Moment of Inertia l For a point mass: I = mr 2 r m l For a thin hoop about axis of symmetry (through center) I = mr 2 • For a solid disc about axis of symmetry: (through center) I = ½ mr 2 r r

l Angular acceleration is directly related to torque l Angular acceleration is inversely related to moment of inertia

EXAMPLE PROBLEM 1 TORQUE: The Swinging Door Question In a hurry to catch a cab, you rush through a frictionless swinging door and onto the sidewalk. The force you exerted on the door was 50 N, applied perpendicular to the plane of the door. The door is 1. 0 m wide. Assuming that you pushed the door at its edge, what was the torque on the swinging door (taking the hinge as the pivot point)? Hints 1. Where is the pivot point? 2. What was the force applied? 3. How far from the pivot point was the force applied? 4. What was the angle between the door and the direction of force?

Solution The pivot point is at the hinges of the door, opposite to where you were pushing the door. The force you used was 50 N, at a distance 1. 0 m from the pivot point. You hit the door perpendicular to its plane, so the angle between the door and the direction of force was 90 degrees. Since then the torque on the door was: Note: You did not have to τ = (1. 0 m) (50 N) sin(90°) include sinƟ since l is τ = 50 N m given (F l)

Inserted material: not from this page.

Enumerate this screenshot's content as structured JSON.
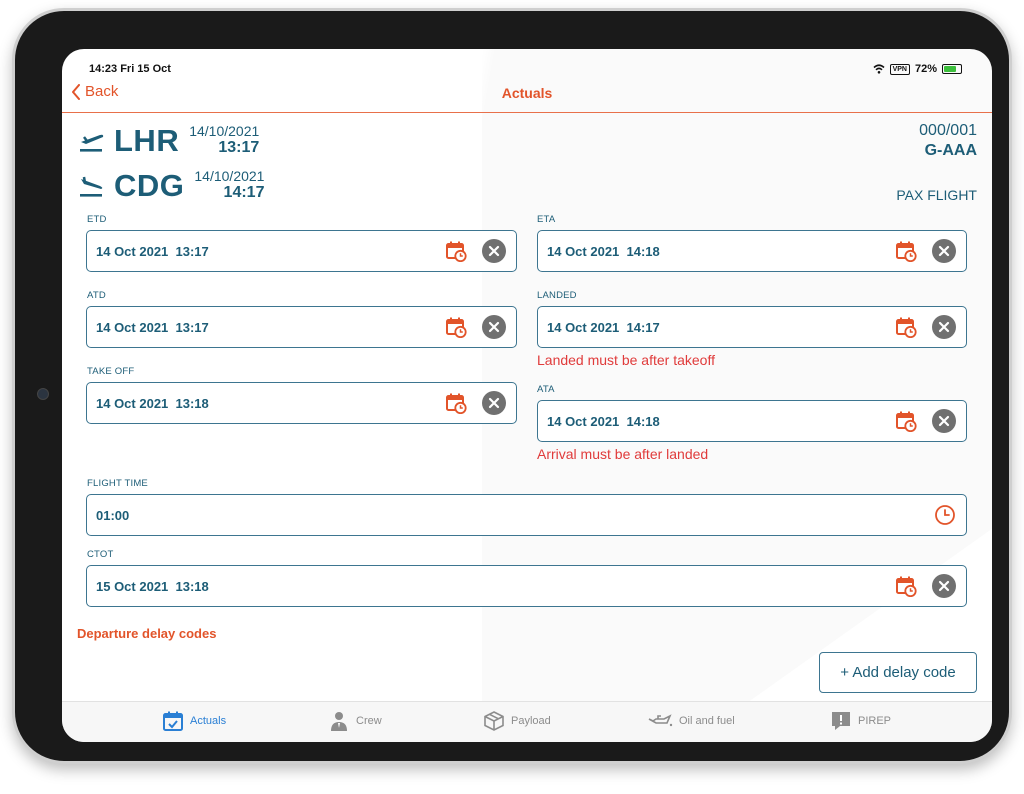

EXAMPLE PROBLEM 2 TORQUE: The Swinging Door Question: same problem as problem 1 except now the force is applied at an angle of 80° to the plane of the door. Solution: τ = (1. 0 m) (50 N) sin(80°) τ = 49. 2 N m